To understand how to change customer habits, we first need to understand what habits are and how they take hold. Simply put, habits are behaviors done with little or no conscious thought. Research shows almost half of what we do, day in and day out, is driven by these impulsive behaviors.

product psychology

I do quite a bit of research, writing, and consulting on product psychology — the deeper reasons underlying why users do what they do. I also frequently teach and speak on the topic. Invariably, after each talk, someone approaches me and asks, “That was very interesting. Now where do I learn more?”

I’m never sure what to say, since there’s so much great information available. What this person really wants to know (and I’m assuming you do, too) is where all the really good stuff is. They want to know the highlights, the takeaways, and the methods and techniques that can help them be better at their careers, build better products, and ultimately improve people’s lives.

That’s why I’m proud to announce a new online course called Product Psychology. This free course taps into the collective wisdom of some of the brightest minds in the field to help you better understand user behavior. They’ve taken the time to dig up their favorite articles, videos, and resources to get you up to speed quickly. Best of all, lessons are sent free via email.

Nir’s Note: This guest post comes from Marc Abraham, a London-based product manager. In this article, Marc reviews the recently published book Designing for Behavior Change by Stephan Wendel. Follow Marc on Twitter.

Designing for Behavior ChangeBehavioral economics, psychology and persuasive technology have proven to be very popular topics over the past decade.
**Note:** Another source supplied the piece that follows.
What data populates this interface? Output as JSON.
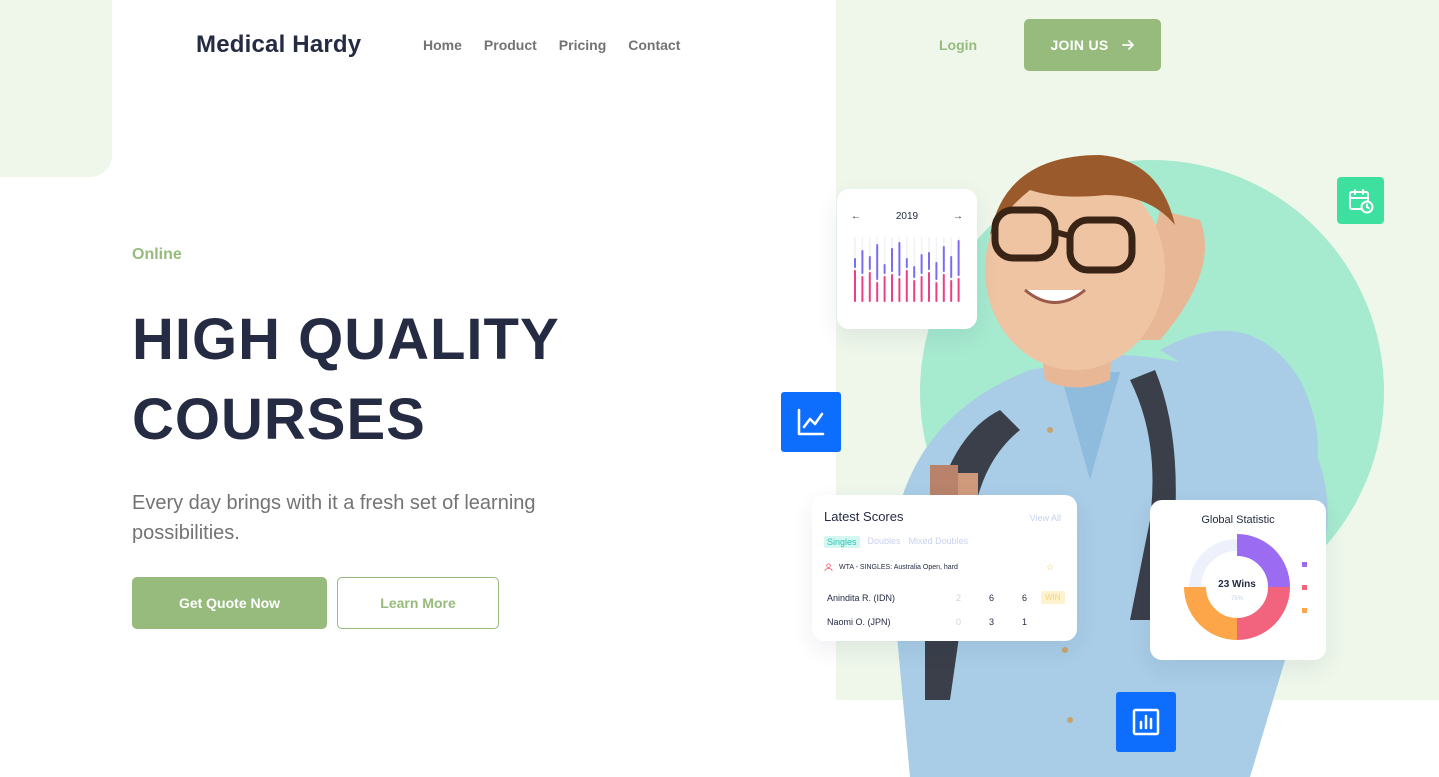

These subjects all have one aspect in common; they help us understand how people make decisions in their daily lives, and how those decisions are shaped by people’s prior experiences and their environment. A question then arises around what it means to change people’s behaviors and how one can design to achieve such change.

Stephen Wendel, a Principal Scientist at HelloWallet, has written Designing for Behavior Change, which studies how one can apply psychology and behavioral economics to product design. In this book, Wendel introduces four stages of designing for behavior change: Understand, Discover, Design and Refine (see Fig. 1 below):